Tonight, we attended a fine dinner banquet at Chez Mayflower in Milpitas. The food here is consistently good, especially the seafood which is always fresh. The service is excellent for a Chinese restaurant, but average when compared to finer dining establishments. The dinner was a full 11 courses. We started off with an appetizer plate consisting of delicate cuts of meat, seaweed, and seasoned jellyfish. This was followed by shark's fin soup. For you environmentalist types, note that this was imitation shark's fin. True shark's fin would run upwards of $30 a bowl. After the soup came a refreshing lettuce wrap stuffed with a meat, which cleansed our palate. Next, we were served a seafood dish containing squid, scallops, and vegetables. The seafood medley then continued with braised sea cucumber and mushrooms. Once again, to break the monotony, we had some Yang Zhou fried rice along with a crispy baked chicken dish. All of this was then followed by stir-fried crab and also a delicious sea bass. Finally, the meal ended with a noodle dish and a red bean and lotus dessert soup with a hint of citrus flavor.

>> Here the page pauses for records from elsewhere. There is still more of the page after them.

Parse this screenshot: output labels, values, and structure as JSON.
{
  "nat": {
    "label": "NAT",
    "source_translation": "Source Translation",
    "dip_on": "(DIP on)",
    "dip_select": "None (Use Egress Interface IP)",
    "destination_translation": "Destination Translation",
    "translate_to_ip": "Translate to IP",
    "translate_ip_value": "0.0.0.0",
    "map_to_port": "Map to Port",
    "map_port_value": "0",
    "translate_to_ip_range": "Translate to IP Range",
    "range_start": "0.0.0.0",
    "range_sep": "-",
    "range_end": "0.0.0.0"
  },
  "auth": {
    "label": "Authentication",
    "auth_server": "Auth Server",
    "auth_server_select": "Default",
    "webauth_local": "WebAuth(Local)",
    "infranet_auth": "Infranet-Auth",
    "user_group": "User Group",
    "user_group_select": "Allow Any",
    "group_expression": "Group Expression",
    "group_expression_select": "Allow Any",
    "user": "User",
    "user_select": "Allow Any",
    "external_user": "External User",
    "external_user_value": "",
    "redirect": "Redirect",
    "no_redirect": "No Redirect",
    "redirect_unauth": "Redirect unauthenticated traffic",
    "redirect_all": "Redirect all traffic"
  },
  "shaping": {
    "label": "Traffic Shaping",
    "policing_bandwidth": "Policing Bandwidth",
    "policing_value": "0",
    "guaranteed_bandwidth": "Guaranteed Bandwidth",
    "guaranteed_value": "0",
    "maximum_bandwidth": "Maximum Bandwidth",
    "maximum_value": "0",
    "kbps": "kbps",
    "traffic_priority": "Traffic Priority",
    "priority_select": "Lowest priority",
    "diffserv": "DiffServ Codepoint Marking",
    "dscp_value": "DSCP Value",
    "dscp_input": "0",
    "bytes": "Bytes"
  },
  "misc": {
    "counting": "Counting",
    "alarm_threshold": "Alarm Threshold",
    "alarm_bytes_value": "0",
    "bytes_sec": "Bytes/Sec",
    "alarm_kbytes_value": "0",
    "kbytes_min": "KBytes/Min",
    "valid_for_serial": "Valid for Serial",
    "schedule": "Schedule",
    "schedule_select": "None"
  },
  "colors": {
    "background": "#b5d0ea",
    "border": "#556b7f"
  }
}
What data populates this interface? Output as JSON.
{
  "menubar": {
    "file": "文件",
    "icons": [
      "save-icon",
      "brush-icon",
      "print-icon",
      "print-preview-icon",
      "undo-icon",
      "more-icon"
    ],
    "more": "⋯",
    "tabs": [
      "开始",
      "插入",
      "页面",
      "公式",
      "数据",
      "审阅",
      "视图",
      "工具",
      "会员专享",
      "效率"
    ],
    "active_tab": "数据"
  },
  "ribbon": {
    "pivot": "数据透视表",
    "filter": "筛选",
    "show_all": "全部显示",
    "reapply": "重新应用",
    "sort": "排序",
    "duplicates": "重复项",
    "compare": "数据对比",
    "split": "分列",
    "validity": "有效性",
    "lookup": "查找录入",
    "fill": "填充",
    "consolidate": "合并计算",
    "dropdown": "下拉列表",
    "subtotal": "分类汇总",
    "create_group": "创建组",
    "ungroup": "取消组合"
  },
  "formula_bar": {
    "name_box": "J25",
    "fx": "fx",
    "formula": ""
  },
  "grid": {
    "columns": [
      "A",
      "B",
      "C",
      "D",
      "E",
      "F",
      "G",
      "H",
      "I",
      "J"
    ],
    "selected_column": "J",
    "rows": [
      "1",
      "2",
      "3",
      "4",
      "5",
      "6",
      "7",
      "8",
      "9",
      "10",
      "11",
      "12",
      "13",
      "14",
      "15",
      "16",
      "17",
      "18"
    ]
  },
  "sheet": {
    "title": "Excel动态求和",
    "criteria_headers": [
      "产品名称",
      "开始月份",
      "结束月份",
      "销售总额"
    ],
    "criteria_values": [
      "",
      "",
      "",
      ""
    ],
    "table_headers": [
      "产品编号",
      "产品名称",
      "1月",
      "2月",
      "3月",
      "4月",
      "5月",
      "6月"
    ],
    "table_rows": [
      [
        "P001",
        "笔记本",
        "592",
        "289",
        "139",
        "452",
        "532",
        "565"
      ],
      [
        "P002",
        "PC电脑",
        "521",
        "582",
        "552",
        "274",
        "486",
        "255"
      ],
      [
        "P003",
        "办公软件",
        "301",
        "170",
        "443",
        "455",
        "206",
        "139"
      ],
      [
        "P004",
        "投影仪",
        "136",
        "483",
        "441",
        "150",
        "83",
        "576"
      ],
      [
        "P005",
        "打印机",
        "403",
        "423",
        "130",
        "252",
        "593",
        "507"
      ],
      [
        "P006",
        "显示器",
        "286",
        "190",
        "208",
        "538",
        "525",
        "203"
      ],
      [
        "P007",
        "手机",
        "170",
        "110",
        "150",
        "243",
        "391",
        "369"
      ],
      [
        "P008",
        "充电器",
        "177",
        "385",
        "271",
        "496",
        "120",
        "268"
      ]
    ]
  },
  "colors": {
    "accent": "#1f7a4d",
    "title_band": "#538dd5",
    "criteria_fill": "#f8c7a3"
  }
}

The food this weekend was amazing. I don't know when I'll have another weekend as gluttonous as this one. No complaints at all, but I think I need to hit the gym a few extra times this week. Tomorrow, we're off to a block party where a friend's band will be performing a bunch of Beatles hits. Should be fun. Have a happy Fourth of July, everyone.